- Create nurturing and loving relationship
- Seek justice processes that restore relationship
- Engage with spiritual and faith-based practices and communities
- Create opportunities for physical, spiritual, and emotional release.
- Acknowledge and accept the reality of what happened to oneself and “the other”
- Confront fear
- Reflect on and address root causes including the history of “the other”
- Take risks with those we have labeled “the other”
- Choose to forgive; find meaning
- Practice in joint projects with former enemies that build political, social, spiritual, and economic networks.
- Practice self-care
What is that we could do at the community/group level?
Get involved in interfaith dialogue—facilitated by counsellors/mediators.At group level, Psychologist/Mediators/Spiritual guides could help individuals and groups have a look at their own meaning system they derived from their respective religion/ethnic group. This we could implement it at the congregational level.Particularly looking at the moral disengagement that happens when violence / conflict takes place—help them look at the essential teachings of all religions.
Reduce the ‘we-they’ divide in different ethnic and religious groups through theme-centered group facilitation and discussion based healing circles; community celebrations of festivals, focusing on value-based education. If there is a strong divide within a congregation between different groups, theme-centered group facilitation and healing circles will do a lot of good.Once groups in conflict become more permeable for each other that would engender greater understanding of the “other”, empathy and interconnectedness, and an inclusive self-sense.
What could Spiritual guides/formators and teaching do?
Our Formees, and Brothers experience Christ as a Universal Christ—help develop a non-dual understanding of God, as strongly urged by spiritual teachers like Fr. Richard Rohr. Rupert Spira (2020) a non-dual teacher would say that ‘the apparent individual being of every person is God’s universal being’. Also help individuals see the world as ourselves in oneness and not in just in fragmented parts.Rohr (2019) says, “Truly enlightened people see oneness because they look out from oneness, instead of labelling everything as superior or inferior (p.7)”.
Galtung, J. (1990). Cultural violence. Journal of Peace Research, 27 (3), 291-305. doi: 10.1177/0022343390027003005.

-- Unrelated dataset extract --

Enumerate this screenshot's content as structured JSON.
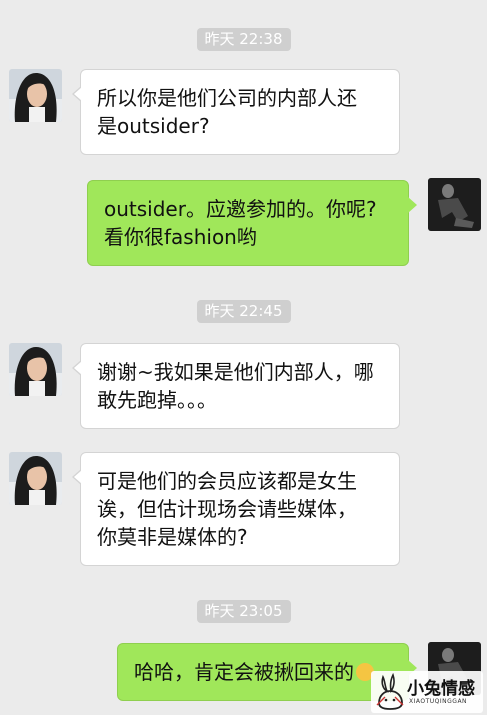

Galtung (1996). Peace by peaceful means: Peace and conflict, development and civilization (Vol. 14). Thousand Oaks, CA: SAGE Publications
Lee, J. H. C. (2009). Shame and Pastoral Care: Implications form an Asian Theological Perspective. Pastoral Psychology, 57, 253-262. doi: 10.1007/s11089-008-0138-x
Hawkins, D.H.(2009). Healing and Recovery. Hay House. NY
Rohr. R.(2019). The Universal Christ. Convergent Books. NY
Rohr .R.(2013). Immortal Diamond. John Wiley & Sons. London
Manakem. R. (2017). My Grandmother’s Hands. Central Recovery Press. NY
Bradshaw. J. (1988). Healing the shame that binds you. Health Communications Inc. Florida.
Young, J.E., Klosko, J.S., & Weishaar, M.E. (2003). Schema Therapy: A practitioner’s guide. NY: Guilford Press
De Wolfe T.N & Geddes. J. (2019). The little book of racial healing. Good books. NY
Spira, R. (2020). A meditation on I AM. Kindle Edition.